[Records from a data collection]

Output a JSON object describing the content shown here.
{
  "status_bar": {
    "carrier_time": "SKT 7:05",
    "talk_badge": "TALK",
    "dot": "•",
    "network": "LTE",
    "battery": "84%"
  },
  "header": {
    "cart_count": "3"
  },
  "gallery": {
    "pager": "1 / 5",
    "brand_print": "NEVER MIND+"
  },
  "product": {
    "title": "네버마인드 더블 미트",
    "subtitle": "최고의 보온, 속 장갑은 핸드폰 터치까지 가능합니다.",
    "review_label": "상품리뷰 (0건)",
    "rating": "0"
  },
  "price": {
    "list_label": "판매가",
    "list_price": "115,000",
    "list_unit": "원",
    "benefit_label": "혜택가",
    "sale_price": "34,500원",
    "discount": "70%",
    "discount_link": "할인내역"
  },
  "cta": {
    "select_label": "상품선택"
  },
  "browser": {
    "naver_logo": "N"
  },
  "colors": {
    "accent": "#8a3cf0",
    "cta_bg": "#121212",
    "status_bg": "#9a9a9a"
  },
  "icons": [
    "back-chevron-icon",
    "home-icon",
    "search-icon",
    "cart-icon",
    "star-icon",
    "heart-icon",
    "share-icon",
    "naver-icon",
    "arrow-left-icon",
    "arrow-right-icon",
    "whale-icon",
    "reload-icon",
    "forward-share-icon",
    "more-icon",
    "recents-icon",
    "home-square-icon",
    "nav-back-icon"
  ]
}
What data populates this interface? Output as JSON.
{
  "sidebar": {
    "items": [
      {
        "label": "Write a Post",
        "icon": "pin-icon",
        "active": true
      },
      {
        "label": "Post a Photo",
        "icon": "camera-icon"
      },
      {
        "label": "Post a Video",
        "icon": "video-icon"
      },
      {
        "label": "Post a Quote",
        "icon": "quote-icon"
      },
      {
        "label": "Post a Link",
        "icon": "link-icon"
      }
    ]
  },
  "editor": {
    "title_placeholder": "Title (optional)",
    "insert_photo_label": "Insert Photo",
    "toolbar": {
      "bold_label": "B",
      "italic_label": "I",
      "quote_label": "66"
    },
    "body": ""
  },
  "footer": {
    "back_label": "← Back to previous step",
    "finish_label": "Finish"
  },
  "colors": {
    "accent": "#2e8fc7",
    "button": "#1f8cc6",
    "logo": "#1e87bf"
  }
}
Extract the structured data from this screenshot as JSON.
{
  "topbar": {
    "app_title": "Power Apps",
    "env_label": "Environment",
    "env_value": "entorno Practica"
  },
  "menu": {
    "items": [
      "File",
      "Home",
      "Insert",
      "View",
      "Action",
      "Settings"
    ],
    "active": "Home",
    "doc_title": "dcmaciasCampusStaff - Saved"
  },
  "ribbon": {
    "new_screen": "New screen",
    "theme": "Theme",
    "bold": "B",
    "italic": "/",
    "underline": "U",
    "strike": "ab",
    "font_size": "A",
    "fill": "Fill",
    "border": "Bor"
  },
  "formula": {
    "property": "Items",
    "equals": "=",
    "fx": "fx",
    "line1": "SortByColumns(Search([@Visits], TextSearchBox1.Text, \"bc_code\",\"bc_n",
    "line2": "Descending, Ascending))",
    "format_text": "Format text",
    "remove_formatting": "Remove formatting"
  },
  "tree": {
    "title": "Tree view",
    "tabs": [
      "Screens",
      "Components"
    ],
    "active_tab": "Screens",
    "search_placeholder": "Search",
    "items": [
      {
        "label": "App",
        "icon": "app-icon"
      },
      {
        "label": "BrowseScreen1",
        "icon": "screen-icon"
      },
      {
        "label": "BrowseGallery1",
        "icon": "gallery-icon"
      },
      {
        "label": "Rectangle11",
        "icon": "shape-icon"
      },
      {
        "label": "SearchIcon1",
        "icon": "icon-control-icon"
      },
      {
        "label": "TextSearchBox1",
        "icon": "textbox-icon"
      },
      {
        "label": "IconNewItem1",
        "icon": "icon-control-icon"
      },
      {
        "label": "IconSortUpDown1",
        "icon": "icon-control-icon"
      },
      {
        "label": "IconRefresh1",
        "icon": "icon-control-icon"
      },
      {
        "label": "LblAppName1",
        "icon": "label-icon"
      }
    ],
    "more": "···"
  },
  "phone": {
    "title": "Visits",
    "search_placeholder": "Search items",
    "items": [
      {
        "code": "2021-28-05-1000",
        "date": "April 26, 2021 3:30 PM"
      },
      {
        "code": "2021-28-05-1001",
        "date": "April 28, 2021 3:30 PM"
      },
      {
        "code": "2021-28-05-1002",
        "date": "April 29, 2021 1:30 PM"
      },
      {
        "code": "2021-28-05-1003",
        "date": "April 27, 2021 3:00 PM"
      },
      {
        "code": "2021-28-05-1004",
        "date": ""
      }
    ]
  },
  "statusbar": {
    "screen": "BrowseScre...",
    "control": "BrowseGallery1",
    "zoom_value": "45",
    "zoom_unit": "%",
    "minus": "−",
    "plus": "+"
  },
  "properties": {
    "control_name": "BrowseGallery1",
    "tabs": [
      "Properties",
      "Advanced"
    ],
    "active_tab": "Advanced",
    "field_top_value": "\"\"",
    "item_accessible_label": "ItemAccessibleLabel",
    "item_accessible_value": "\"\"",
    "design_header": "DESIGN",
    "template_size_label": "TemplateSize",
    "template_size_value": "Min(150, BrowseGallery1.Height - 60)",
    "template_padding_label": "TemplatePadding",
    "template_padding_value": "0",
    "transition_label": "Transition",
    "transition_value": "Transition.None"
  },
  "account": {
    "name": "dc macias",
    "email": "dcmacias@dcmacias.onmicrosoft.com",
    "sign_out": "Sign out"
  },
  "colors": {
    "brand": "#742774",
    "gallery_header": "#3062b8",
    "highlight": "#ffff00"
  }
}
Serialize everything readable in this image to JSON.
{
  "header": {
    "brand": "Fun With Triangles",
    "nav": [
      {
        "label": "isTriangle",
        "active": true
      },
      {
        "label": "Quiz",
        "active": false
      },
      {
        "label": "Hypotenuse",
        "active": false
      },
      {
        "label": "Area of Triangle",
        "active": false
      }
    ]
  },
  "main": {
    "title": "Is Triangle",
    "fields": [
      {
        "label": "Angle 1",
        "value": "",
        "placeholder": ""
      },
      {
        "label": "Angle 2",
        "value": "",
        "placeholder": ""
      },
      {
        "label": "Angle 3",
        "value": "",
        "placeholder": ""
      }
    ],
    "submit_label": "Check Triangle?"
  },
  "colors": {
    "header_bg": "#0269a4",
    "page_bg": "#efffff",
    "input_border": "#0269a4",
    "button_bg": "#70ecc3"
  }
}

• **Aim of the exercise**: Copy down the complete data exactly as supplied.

• **Response area**:
Output a JSON object describing the content shown here.
{
  "status_bar": {
    "carrier_time": "SKT 7:05",
    "talk_badge": "TALK",
    "dot": "•",
    "network": "LTE",
    "battery": "84%"
  },
  "header": {
    "cart_count": "3"
  },
  "gallery": {
    "pager": "1 / 5",
    "brand_print": "NEVER MIND+"
  },
  "product": {
    "title": "네버마인드 더블 미트",
    "subtitle": "최고의 보온, 속 장갑은 핸드폰 터치까지 가능합니다.",
    "review_label": "상품리뷰 (0건)",
    "rating": "0"
  },
  "price": {
    "list_label": "판매가",
    "list_price": "115,000",
    "list_unit": "원",
    "benefit_label": "혜택가",
    "sale_price": "34,500원",
    "discount": "70%",
    "discount_link": "할인내역"
  },
  "cta": {
    "select_label": "상품선택"
  },
  "browser": {
    "naver_logo": "N"
  },
  "colors": {
    "accent": "#8a3cf0",
    "cta_bg": "#121212",
    "status_bg": "#9a9a9a"
  },
  "icons": [
    "back-chevron-icon",
    "home-icon",
    "search-icon",
    "cart-icon",
    "star-icon",
    "heart-icon",
    "share-icon",
    "naver-icon",
    "arrow-left-icon",
    "arrow-right-icon",
    "whale-icon",
    "reload-icon",
    "forward-share-icon",
    "more-icon",
    "recents-icon",
    "home-square-icon",
    "nav-back-icon"
  ]
}
What data populates this interface? Output as JSON.
{
  "sidebar": {
    "items": [
      {
        "label": "Write a Post",
        "icon": "pin-icon",
        "active": true
      },
      {
        "label": "Post a Photo",
        "icon": "camera-icon"
      },
      {
        "label": "Post a Video",
        "icon": "video-icon"
      },
      {
        "label": "Post a Quote",
        "icon": "quote-icon"
      },
      {
        "label": "Post a Link",
        "icon": "link-icon"
      }
    ]
  },
  "editor": {
    "title_placeholder": "Title (optional)",
    "insert_photo_label": "Insert Photo",
    "toolbar": {
      "bold_label": "B",
      "italic_label": "I",
      "quote_label": "66"
    },
    "body": ""
  },
  "footer": {
    "back_label": "← Back to previous step",
    "finish_label": "Finish"
  },
  "colors": {
    "accent": "#2e8fc7",
    "button": "#1f8cc6",
    "logo": "#1e87bf"
  }
}
Extract the structured data from this screenshot as JSON.
{
  "topbar": {
    "app_title": "Power Apps",
    "env_label": "Environment",
    "env_value": "entorno Practica"
  },
  "menu": {
    "items": [
      "File",
      "Home",
      "Insert",
      "View",
      "Action",
      "Settings"
    ],
    "active": "Home",
    "doc_title": "dcmaciasCampusStaff - Saved"
  },
  "ribbon": {
    "new_screen": "New screen",
    "theme": "Theme",
    "bold": "B",
    "italic": "/",
    "underline": "U",
    "strike": "ab",
    "font_size": "A",
    "fill": "Fill",
    "border": "Bor"
  },
  "formula": {
    "property": "Items",
    "equals": "=",
    "fx": "fx",
    "line1": "SortByColumns(Search([@Visits], TextSearchBox1.Text, \"bc_code\",\"bc_n",
    "line2": "Descending, Ascending))",
    "format_text": "Format text",
    "remove_formatting": "Remove formatting"
  },
  "tree": {
    "title": "Tree view",
    "tabs": [
      "Screens",
      "Components"
    ],
    "active_tab": "Screens",
    "search_placeholder": "Search",
    "items": [
      {
        "label": "App",
        "icon": "app-icon"
      },
      {
        "label": "BrowseScreen1",
        "icon": "screen-icon"
      },
      {
        "label": "BrowseGallery1",
        "icon": "gallery-icon"
      },
      {
        "label": "Rectangle11",
        "icon": "shape-icon"
      },
      {
        "label": "SearchIcon1",
        "icon": "icon-control-icon"
      },
      {
        "label": "TextSearchBox1",
        "icon": "textbox-icon"
      },
      {
        "label": "IconNewItem1",
        "icon": "icon-control-icon"
      },
      {
        "label": "IconSortUpDown1",
        "icon": "icon-control-icon"
      },
      {
        "label": "IconRefresh1",
        "icon": "icon-control-icon"
      },
      {
        "label": "LblAppName1",
        "icon": "label-icon"
      }
    ],
    "more": "···"
  },
  "phone": {
    "title": "Visits",
    "search_placeholder": "Search items",
    "items": [
      {
        "code": "2021-28-05-1000",
        "date": "April 26, 2021 3:30 PM"
      },
      {
        "code": "2021-28-05-1001",
        "date": "April 28, 2021 3:30 PM"
      },
      {
        "code": "2021-28-05-1002",
        "date": "April 29, 2021 1:30 PM"
      },
      {
        "code": "2021-28-05-1003",
        "date": "April 27, 2021 3:00 PM"
      },
      {
        "code": "2021-28-05-1004",
        "date": ""
      }
    ]
  },
  "statusbar": {
    "screen": "BrowseScre...",
    "control": "BrowseGallery1",
    "zoom_value": "45",
    "zoom_unit": "%",
    "minus": "−",
    "plus": "+"
  },
  "properties": {
    "control_name": "BrowseGallery1",
    "tabs": [
      "Properties",
      "Advanced"
    ],
    "active_tab": "Advanced",
    "field_top_value": "\"\"",
    "item_accessible_label": "ItemAccessibleLabel",
    "item_accessible_value": "\"\"",
    "design_header": "DESIGN",
    "template_size_label": "TemplateSize",
    "template_size_value": "Min(150, BrowseGallery1.Height - 60)",
    "template_padding_label": "TemplatePadding",
    "template_padding_value": "0",
    "transition_label": "Transition",
    "transition_value": "Transition.None"
  },
  "account": {
    "name": "dc macias",
    "email": "dcmacias@dcmacias.onmicrosoft.com",
    "sign_out": "Sign out"
  },
  "colors": {
    "brand": "#742774",
    "gallery_header": "#3062b8",
    "highlight": "#ffff00"
  }
}
Serialize everything readable in this image to JSON.
{
  "header": {
    "brand": "Fun With Triangles",
    "nav": [
      {
        "label": "isTriangle",
        "active": true
      },
      {
        "label": "Quiz",
        "active": false
      },
      {
        "label": "Hypotenuse",
        "active": false
      },
      {
        "label": "Area of Triangle",
        "active": false
      }
    ]
  },
  "main": {
    "title": "Is Triangle",
    "fields": [
      {
        "label": "Angle 1",
        "value": "",
        "placeholder": ""
      },
      {
        "label": "Angle 2",
        "value": "",
        "placeholder": ""
      },
      {
        "label": "Angle 3",
        "value": "",
        "placeholder": ""
      }
    ],
    "submit_label": "Check Triangle?"
  },
  "colors": {
    "header_bg": "#0269a4",
    "page_bg": "#efffff",
    "input_border": "#0269a4",
    "button_bg": "#70ecc3"
  }
}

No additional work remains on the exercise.